The rest of Lady Hale’s judgment, and the judgments of Lords Collins, Kerr and Clarke, are devoted to the more difficult issue of whether, in the particular case, the parties had in fact exercised the right given them under Art 12.3 at all. This issue came down to the Court’s findings as to whether the parties had accepted jurisdiction ‘expressly or otherwise in an unequivocal manner at the time the court [was] seised’; and whether prorogation was in the best interests of the child. All agreed that the provisions of Art 12.3 had in fact been triggered, although there was divergence of opinion as to when, as a matter of interpretation, the parties’ acceptance of jurisdiction must be demonstrated.
The words, ‘at the time the court is seised,’ mean, according to Art 16, the time when the document initiating the proceedings is lodged with the court, provided that the applicant thereafter takes any required steps (to effect service or to communicate with the court.) Proceeding from this basis Lady Hale and Lords Collins, Kerr and Clarke each then discuss, without forming a definite conclusion (because in the present case the parties’ acceptance of jurisdiction had in any event been clear and explicit from at least 2004 until late in the proceedings), the issue of the timing of the parties’ acceptance of jurisdiction. Lady Hale expressed a view that while acceptance will ideally be demonstrated by a formal agreement prior to seisin (as in Bush v Bush  EWCA Civ 865;  2 FLR 1437), it may also be possible to show that the parties accepted jurisdiction by their conduct thereafter. There should be some flexibility: in parental responsibility cases, it is unlikely that the parties will even have considered the issue of jurisdiction before proceedings are issued, and Lady Hale left open the possibility of later acceptance of jurisdiction.owev
Lord Collins, with whom Lord Kerr agreed, suggested that it should be possible to treat the words, ‘at the time the court is seised’ as qualifying the words, ‘by the holders of parental responsibility’ in Art 12.1 and ‘by the parties to the proceedings’ in Art 12.3. Lord Kerr went further and said that the proper interpretation of the provision did not require acceptance at the time the court is seised, but merely acceptance – at some time – by those who were parties at the time of seisin.
Lord Clarke disagreed with the rest of the Court, holding that the relevant acceptance of jurisdiction must take place, unequivocally, before the court is seised. The issue was important because ‘in principle no one should commence proceedings of any kind unless the court has jurisdiction or will have it at the moment it is seised of the proceedings.’ It should not be possible to accept jurisdiction at a later date.
In any event, the Court agreed that for the reasons already explained the issue need not be decided in the present case, and that should it arise in future it may be that there would be a need for a reference to the ECJ. Plainly this question is likely to be of relevance to a wide category of cases, and so it may not be too long before that reference is made.
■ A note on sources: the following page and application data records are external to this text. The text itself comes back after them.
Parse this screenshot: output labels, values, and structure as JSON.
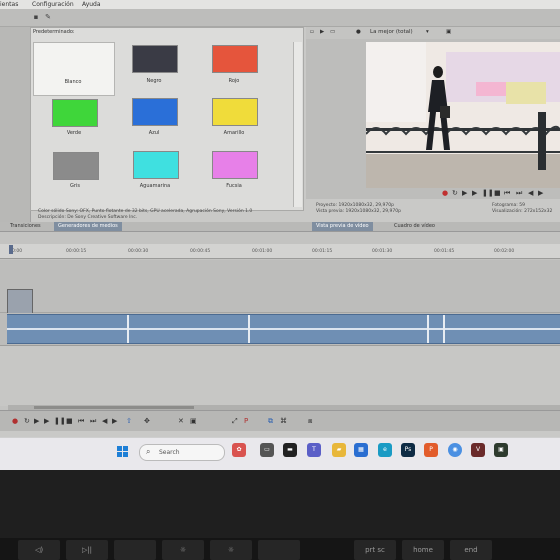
{
  "menu": {
    "items": [
      "ientas",
      "Configuración",
      "Ayuda"
    ]
  },
  "generator": {
    "header": "Predeterminado:",
    "swatches": [
      {
        "label": "Blanco",
        "color": "#f3f3f1"
      },
      {
        "label": "Negro",
        "color": "#3a3b45"
      },
      {
        "label": "Rojo",
        "color": "#e5553c"
      },
      {
        "label": "Verde",
        "color": "#3fd63a"
      },
      {
        "label": "Azul",
        "color": "#2a6fd8"
      },
      {
        "label": "Amarillo",
        "color": "#f0dc3a"
      },
      {
        "label": "Gris",
        "color": "#8b8b8b"
      },
      {
        "label": "Aguamarina",
        "color": "#3fe0e0"
      },
      {
        "label": "Fucsia",
        "color": "#e780e8"
      }
    ],
    "info_line1": "Color sólido Sony: OFX, Punto flotante de 32 bits, GPU acelerada, Agrupación Sony, Versión 1.0",
    "info_line2": "Descripción: De Sony Creative Software Inc."
  },
  "tabs": {
    "transitions": "Transiciones",
    "media_generators": "Generadores de medios",
    "video_preview": "Vista previa de vídeo",
    "trimmer": "Cuadro de vídeo"
  },
  "preview": {
    "quality": "La mejor (total)",
    "project_label": "Proyecto:",
    "project_value": "1920x1080x32, 29,970p",
    "preview_label": "Vista previa:",
    "preview_value": "1920x1080x32, 29,970p",
    "frame_label": "Fotograma:",
    "frame_value": "59",
    "display_label": "Visualización:",
    "display_value": "272x152x32"
  },
  "timeline": {
    "ticks": [
      "0:00",
      "00:00:15",
      "00:00:30",
      "00:00:45",
      "00:01:00",
      "00:01:15",
      "00:01:30",
      "00:01:45",
      "00:02:00"
    ]
  },
  "taskbar": {
    "search_placeholder": "Search"
  },
  "keyboard": {
    "keys": [
      "◁)",
      "▷||",
      "",
      "☼",
      "☼",
      "",
      "prt sc",
      "home",
      "end"
    ]
  },
  "colors": {
    "accent": "#7f8ea0",
    "waveform": "#6f8fb4",
    "windows_blue": "#1e7fd6"
  }
}
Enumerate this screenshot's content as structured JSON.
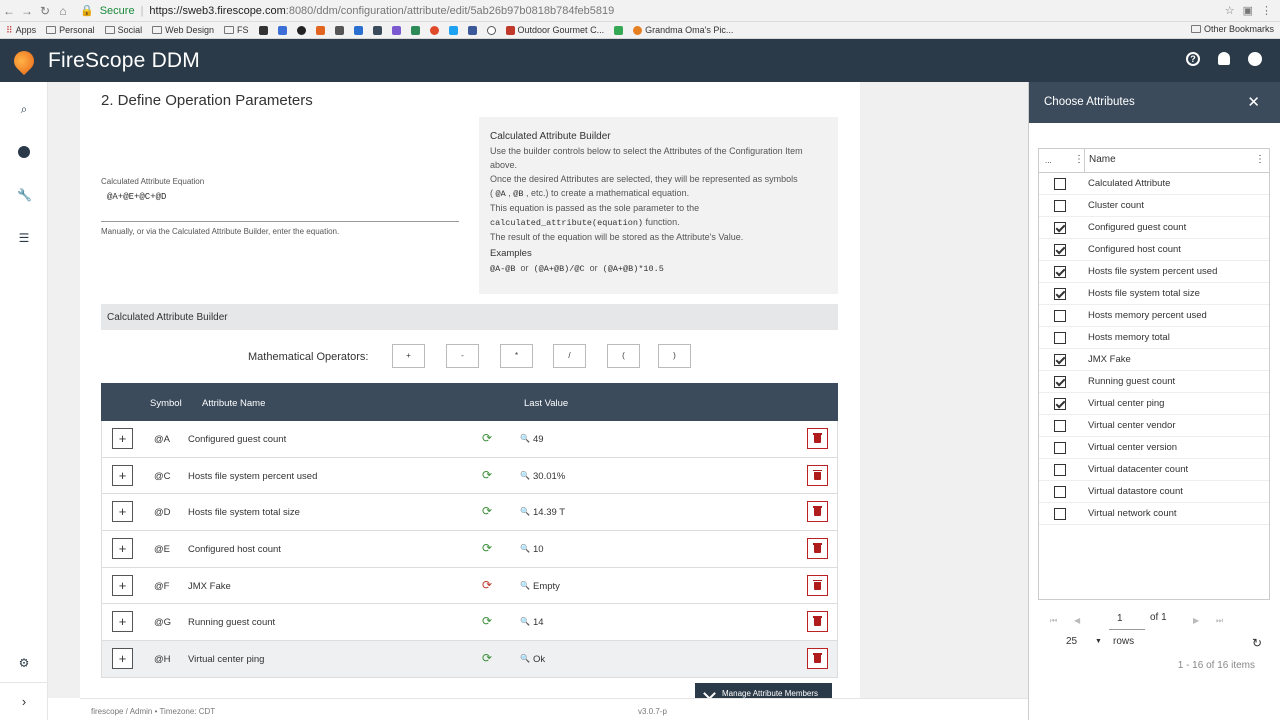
{
  "browser": {
    "secure_label": "Secure",
    "url_host": "https://sweb3.firescope.com",
    "url_path": ":8080/ddm/configuration/attribute/edit/5ab26b97b0818b784feb5819",
    "bookmarks": [
      "Apps",
      "Personal",
      "Social",
      "Web Design",
      "FS",
      "Outdoor Gourmet C...",
      "Grandma Oma's Pic..."
    ],
    "other_bookmarks": "Other Bookmarks"
  },
  "app": {
    "brand_prefix": "FireScope",
    "brand_suffix": "DDM"
  },
  "section": {
    "title": "2. Define Operation Parameters",
    "equation_label": "Calculated Attribute Equation",
    "equation_value": "@A+@E+@C+@D",
    "equation_help": "Manually, or via the Calculated Attribute Builder, enter the equation."
  },
  "builder_help": {
    "title": "Calculated Attribute Builder",
    "line1": "Use the builder controls below to select the Attributes of the Configuration Item above.",
    "line2": "Once the desired Attributes are selected, they will be represented as symbols",
    "line3_pre": "(",
    "line3_code1": "@A",
    "line3_sep": ",",
    "line3_code2": "@B",
    "line3_post": ", etc.) to create a mathematical equation.",
    "line4": "This equation is passed as the sole parameter to the",
    "line5_code": "calculated_attribute(equation)",
    "line5_post": "function.",
    "line6": "The result of the equation will be stored as the Attribute's Value.",
    "examples_title": "Examples",
    "ex1": "@A-@B",
    "ex_or1": "or",
    "ex2": "(@A+@B)/@C",
    "ex_or2": "or",
    "ex3": "(@A+@B)*10.5"
  },
  "builder": {
    "bar_title": "Calculated Attribute Builder",
    "operators_label": "Mathematical Operators:",
    "operators": [
      "+",
      "-",
      "*",
      "/",
      "(",
      ")"
    ]
  },
  "attr_table": {
    "headers": {
      "symbol": "Symbol",
      "name": "Attribute Name",
      "last_value": "Last Value"
    },
    "rows": [
      {
        "symbol": "@A",
        "name": "Configured guest count",
        "value": "49",
        "status": "ok"
      },
      {
        "symbol": "@C",
        "name": "Hosts file system percent used",
        "value": "30.01%",
        "status": "ok"
      },
      {
        "symbol": "@D",
        "name": "Hosts file system total size",
        "value": "14.39 T",
        "status": "ok"
      },
      {
        "symbol": "@E",
        "name": "Configured host count",
        "value": "10",
        "status": "ok"
      },
      {
        "symbol": "@F",
        "name": "JMX Fake",
        "value": "Empty",
        "status": "warn"
      },
      {
        "symbol": "@G",
        "name": "Running guest count",
        "value": "14",
        "status": "ok"
      },
      {
        "symbol": "@H",
        "name": "Virtual center ping",
        "value": "Ok",
        "status": "ok"
      }
    ],
    "manage_button": "Manage Attribute Members"
  },
  "footer": {
    "left": "firescope / Admin • Timezone: CDT",
    "version": "v3.0.7-p"
  },
  "right_panel": {
    "title": "Choose Attributes",
    "col_dots": "...",
    "col_name": "Name",
    "items": [
      {
        "name": "Calculated Attribute",
        "checked": false
      },
      {
        "name": "Cluster count",
        "checked": false
      },
      {
        "name": "Configured guest count",
        "checked": true
      },
      {
        "name": "Configured host count",
        "checked": true
      },
      {
        "name": "Hosts file system percent used",
        "checked": true
      },
      {
        "name": "Hosts file system total size",
        "checked": true
      },
      {
        "name": "Hosts memory percent used",
        "checked": false
      },
      {
        "name": "Hosts memory total",
        "checked": false
      },
      {
        "name": "JMX Fake",
        "checked": true
      },
      {
        "name": "Running guest count",
        "checked": true
      },
      {
        "name": "Virtual center ping",
        "checked": true
      },
      {
        "name": "Virtual center vendor",
        "checked": false
      },
      {
        "name": "Virtual center version",
        "checked": false
      },
      {
        "name": "Virtual datacenter count",
        "checked": false
      },
      {
        "name": "Virtual datastore count",
        "checked": false
      },
      {
        "name": "Virtual network count",
        "checked": false
      }
    ],
    "pager": {
      "page": "1",
      "of": "of 1",
      "page_size": "25",
      "rows_label": "rows",
      "count": "1 - 16 of 16 items"
    }
  },
  "colors": {
    "header_bg": "#2b3a48",
    "table_head_bg": "#3b4b5c",
    "ok_green": "#3a8f3a",
    "delete_red": "#b01c1c"
  }
}
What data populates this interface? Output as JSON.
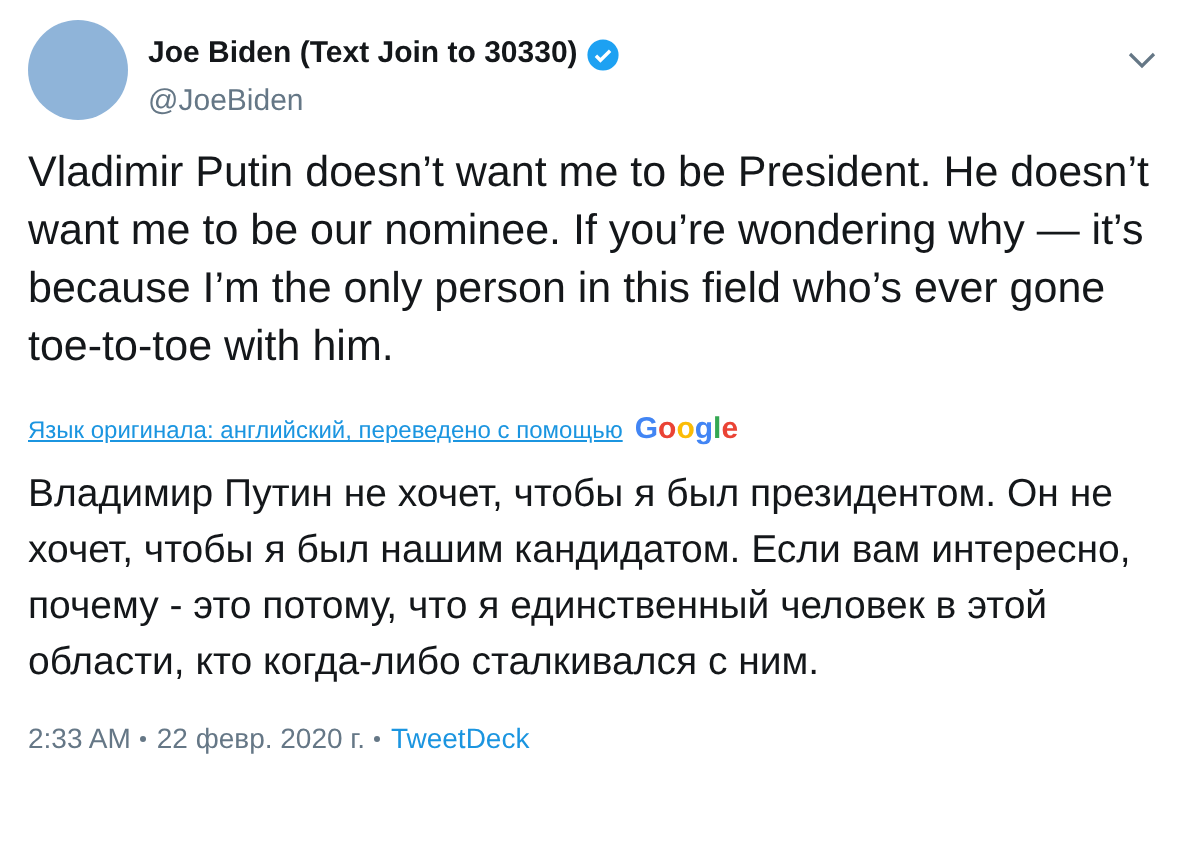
{
  "author": {
    "name": "Joe Biden (Text Join to 30330)",
    "verified": true,
    "handle": "@JoeBiden"
  },
  "tweet_text": "Vladimir Putin doesn’t want me to be President. He doesn’t want me to be our nominee. If you’re wondering why — it’s because I’m the only person in this field who’s ever gone toe-to-toe with him.",
  "translation": {
    "link": "Язык оригинала: английский, переведено с помощью",
    "logo": "Google",
    "text": "Владимир Путин не хочет, чтобы я был президентом. Он не хочет, чтобы я был нашим кандидатом. Если вам интересно, почему - это потому, что я единственный человек в этой области, кто когда-либо сталкивался с ним."
  },
  "footer": {
    "time": "2:33 AM",
    "date": "22 февр. 2020 г.",
    "source": "TweetDeck"
  }
}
Madeleine Reardon practices in all areas of family law at 1KBW. She has a particular interest in both public and private law children work. She is an update editor of Hershman and McFarlane: Children Law and Practice’.